Segment Start: INPUT FOR THIS TASK

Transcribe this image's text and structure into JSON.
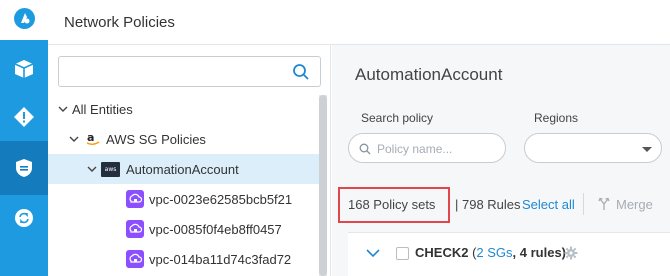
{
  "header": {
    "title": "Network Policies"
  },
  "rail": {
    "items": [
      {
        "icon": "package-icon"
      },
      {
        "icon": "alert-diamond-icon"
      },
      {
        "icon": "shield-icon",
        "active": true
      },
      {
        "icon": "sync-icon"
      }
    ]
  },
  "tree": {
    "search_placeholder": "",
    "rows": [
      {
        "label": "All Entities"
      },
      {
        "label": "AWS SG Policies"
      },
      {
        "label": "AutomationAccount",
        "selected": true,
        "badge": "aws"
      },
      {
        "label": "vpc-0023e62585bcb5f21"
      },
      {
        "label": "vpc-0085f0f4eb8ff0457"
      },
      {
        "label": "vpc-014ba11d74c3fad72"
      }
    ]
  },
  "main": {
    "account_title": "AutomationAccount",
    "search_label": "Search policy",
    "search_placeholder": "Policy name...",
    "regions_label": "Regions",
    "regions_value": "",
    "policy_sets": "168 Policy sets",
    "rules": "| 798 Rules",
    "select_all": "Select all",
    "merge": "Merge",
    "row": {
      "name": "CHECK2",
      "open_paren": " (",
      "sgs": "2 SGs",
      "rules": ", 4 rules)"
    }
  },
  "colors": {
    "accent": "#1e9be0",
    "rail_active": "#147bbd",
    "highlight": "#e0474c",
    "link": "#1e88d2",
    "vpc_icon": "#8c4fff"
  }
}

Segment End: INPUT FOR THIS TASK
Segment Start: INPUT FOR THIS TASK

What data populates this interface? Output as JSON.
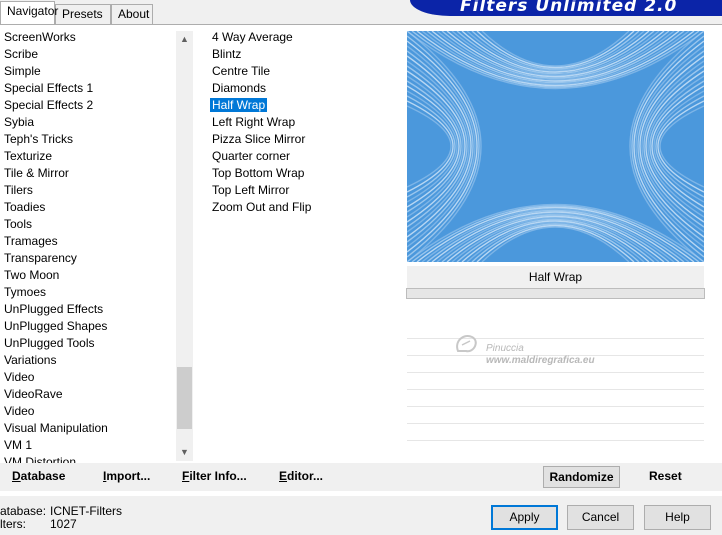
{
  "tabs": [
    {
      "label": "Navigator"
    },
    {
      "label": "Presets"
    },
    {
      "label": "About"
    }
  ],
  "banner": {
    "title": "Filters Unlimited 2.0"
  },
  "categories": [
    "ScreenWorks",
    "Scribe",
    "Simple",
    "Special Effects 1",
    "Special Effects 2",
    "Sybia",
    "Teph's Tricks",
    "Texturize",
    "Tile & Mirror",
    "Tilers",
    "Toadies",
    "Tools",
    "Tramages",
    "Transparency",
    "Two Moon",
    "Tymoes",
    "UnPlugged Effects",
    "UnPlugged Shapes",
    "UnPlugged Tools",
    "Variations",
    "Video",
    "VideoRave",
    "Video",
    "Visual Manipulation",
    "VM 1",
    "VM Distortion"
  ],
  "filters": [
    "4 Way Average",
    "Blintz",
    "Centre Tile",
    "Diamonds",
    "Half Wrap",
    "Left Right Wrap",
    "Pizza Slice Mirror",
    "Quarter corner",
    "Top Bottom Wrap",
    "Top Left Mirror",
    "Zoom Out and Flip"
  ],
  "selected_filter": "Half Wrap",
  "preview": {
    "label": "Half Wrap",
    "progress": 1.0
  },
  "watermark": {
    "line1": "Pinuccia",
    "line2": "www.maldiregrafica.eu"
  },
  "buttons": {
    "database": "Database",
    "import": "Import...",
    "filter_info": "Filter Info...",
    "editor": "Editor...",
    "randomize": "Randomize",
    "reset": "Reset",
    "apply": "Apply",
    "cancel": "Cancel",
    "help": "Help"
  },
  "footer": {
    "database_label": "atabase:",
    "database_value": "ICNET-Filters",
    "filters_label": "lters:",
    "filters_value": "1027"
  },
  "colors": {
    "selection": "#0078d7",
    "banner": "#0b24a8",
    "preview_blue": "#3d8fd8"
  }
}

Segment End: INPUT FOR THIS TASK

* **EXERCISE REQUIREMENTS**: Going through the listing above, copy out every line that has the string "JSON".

* **WRITTEN RESPONSE**:
Transcribe this image's text and structure into JSON.
What data populates this interface? Output as JSON.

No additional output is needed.